### Task instructions
In the entries that follow, which lines hold the string "Açma"? List them.
** Exercise materials follows **
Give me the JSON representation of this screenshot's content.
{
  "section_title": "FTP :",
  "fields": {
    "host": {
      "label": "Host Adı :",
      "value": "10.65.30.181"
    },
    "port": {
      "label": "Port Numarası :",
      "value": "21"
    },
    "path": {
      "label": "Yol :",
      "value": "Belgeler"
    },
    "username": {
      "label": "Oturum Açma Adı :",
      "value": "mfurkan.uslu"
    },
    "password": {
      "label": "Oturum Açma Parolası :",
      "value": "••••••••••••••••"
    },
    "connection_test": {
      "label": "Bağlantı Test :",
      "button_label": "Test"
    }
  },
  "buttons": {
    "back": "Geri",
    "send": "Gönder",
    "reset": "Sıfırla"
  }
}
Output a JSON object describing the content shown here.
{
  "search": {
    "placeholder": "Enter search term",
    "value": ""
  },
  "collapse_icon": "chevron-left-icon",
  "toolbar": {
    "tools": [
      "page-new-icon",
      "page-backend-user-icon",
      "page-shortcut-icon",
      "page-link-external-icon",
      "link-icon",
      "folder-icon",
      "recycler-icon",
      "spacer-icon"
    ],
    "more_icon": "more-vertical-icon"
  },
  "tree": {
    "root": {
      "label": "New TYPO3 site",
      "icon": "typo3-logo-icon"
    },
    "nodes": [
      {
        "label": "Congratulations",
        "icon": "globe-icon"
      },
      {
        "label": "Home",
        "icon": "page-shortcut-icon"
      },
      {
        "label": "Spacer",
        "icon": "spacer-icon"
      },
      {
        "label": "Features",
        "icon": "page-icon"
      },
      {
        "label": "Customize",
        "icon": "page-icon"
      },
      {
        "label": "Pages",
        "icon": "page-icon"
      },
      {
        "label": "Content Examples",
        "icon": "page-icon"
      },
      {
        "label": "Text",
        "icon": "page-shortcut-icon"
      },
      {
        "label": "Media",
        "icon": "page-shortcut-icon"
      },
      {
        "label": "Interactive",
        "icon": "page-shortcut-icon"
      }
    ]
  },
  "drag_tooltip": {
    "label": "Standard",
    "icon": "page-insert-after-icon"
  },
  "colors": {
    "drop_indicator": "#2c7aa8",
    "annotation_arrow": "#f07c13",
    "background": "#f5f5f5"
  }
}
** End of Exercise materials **
### Written response
      "label": "Oturum Açma Adı :",
      "label": "Oturum Açma Parolası :",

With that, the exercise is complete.